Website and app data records
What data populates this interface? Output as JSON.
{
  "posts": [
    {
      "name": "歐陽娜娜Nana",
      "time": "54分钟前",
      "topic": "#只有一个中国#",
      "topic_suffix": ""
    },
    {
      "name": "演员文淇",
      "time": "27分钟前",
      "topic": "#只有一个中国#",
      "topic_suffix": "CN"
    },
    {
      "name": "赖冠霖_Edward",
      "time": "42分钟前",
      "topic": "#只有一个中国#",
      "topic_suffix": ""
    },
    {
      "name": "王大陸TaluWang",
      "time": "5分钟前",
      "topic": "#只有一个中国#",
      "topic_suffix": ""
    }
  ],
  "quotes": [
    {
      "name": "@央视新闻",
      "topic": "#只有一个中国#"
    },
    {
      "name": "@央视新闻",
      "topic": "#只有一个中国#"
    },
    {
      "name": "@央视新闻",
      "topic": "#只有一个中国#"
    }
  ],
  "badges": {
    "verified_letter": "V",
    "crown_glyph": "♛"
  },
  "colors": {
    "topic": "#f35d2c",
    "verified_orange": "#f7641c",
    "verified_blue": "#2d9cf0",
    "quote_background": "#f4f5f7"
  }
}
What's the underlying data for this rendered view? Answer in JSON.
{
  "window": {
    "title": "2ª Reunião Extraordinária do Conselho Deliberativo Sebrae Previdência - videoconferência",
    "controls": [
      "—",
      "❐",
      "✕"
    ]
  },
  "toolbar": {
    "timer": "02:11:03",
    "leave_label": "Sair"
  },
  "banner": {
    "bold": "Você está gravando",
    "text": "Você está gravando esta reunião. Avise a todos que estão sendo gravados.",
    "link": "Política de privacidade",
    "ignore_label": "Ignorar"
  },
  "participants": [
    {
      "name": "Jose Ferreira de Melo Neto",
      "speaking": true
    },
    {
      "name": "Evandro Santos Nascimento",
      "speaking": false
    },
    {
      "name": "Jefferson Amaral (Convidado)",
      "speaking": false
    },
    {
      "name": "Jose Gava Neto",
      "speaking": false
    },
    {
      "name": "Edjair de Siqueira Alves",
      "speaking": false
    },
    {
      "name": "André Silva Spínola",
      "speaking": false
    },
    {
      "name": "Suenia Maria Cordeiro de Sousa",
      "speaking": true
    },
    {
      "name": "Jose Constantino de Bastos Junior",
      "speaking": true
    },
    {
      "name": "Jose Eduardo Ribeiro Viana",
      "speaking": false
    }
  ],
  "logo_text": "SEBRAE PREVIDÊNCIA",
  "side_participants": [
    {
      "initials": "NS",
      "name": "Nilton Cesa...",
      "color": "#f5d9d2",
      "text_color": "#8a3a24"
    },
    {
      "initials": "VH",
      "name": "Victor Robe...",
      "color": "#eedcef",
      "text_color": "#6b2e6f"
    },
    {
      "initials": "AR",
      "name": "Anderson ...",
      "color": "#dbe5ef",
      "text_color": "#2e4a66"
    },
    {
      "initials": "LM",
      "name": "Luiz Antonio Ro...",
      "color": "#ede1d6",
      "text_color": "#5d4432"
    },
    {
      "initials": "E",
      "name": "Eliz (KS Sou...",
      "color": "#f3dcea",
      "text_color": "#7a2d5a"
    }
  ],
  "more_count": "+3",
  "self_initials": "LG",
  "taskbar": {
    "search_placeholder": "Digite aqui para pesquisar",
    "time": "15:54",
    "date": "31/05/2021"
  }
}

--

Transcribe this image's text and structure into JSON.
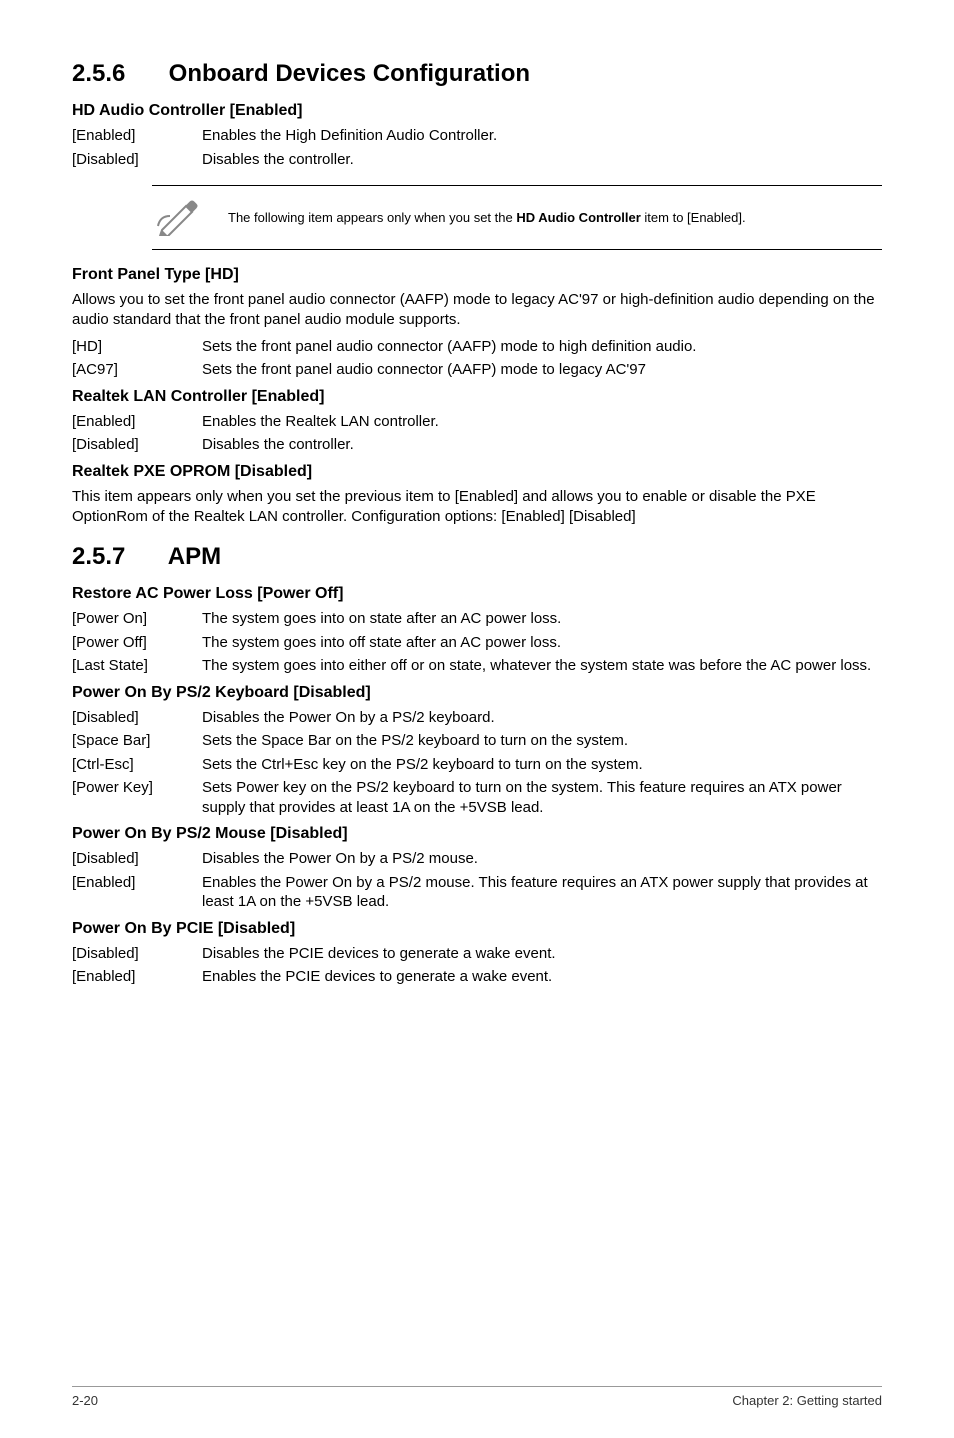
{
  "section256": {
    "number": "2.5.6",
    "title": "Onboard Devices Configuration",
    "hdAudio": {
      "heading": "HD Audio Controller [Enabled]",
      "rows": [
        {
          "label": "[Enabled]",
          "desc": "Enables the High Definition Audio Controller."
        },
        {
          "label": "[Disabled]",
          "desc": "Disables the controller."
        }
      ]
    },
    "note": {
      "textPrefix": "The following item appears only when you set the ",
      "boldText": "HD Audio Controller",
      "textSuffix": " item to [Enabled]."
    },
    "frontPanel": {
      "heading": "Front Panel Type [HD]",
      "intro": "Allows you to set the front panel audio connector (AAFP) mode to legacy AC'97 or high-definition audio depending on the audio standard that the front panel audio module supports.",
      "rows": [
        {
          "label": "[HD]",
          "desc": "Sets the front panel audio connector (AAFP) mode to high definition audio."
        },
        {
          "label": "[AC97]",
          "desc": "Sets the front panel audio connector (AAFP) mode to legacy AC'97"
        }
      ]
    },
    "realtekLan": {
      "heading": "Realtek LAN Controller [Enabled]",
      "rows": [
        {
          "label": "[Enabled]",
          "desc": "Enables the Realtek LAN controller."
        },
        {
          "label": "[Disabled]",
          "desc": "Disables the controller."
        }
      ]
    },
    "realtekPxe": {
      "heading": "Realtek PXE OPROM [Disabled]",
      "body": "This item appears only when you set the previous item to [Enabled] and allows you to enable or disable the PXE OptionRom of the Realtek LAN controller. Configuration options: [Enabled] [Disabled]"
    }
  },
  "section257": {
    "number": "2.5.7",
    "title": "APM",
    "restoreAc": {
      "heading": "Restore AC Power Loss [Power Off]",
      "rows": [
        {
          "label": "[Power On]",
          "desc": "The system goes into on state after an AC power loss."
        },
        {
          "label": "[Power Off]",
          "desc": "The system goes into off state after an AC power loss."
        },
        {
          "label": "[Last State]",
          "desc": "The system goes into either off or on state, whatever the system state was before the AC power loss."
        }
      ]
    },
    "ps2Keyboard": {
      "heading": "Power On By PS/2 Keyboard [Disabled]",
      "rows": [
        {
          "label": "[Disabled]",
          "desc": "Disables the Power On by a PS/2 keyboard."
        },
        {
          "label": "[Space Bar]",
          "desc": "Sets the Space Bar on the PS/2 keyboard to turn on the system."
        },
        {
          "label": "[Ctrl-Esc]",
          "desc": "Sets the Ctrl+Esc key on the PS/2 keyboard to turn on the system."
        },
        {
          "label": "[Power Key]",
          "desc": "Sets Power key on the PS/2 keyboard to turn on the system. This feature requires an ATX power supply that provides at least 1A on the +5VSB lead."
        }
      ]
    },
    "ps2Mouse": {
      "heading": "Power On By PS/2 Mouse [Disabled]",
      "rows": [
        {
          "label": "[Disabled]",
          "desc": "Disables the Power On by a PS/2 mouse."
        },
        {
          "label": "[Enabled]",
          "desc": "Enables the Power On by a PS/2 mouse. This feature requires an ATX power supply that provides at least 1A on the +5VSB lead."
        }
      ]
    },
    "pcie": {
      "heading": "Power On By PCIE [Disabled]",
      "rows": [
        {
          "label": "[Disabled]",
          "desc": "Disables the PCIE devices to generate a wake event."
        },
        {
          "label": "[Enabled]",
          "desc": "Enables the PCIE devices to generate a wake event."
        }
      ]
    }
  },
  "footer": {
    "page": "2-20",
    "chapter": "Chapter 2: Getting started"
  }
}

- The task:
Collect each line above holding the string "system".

- Answer to this task:
          "desc": "The system goes into on state after an AC power loss."
          "desc": "The system goes into off state after an AC power loss."
          "desc": "The system goes into either off or on state, whatever the system state was before the AC power loss."
          "desc": "Sets the Space Bar on the PS/2 keyboard to turn on the system."
          "desc": "Sets the Ctrl+Esc key on the PS/2 keyboard to turn on the system."
          "desc": "Sets Power key on the PS/2 keyboard to turn on the system. This feature requires an ATX power supply that provides at least 1A on the +5VSB lead."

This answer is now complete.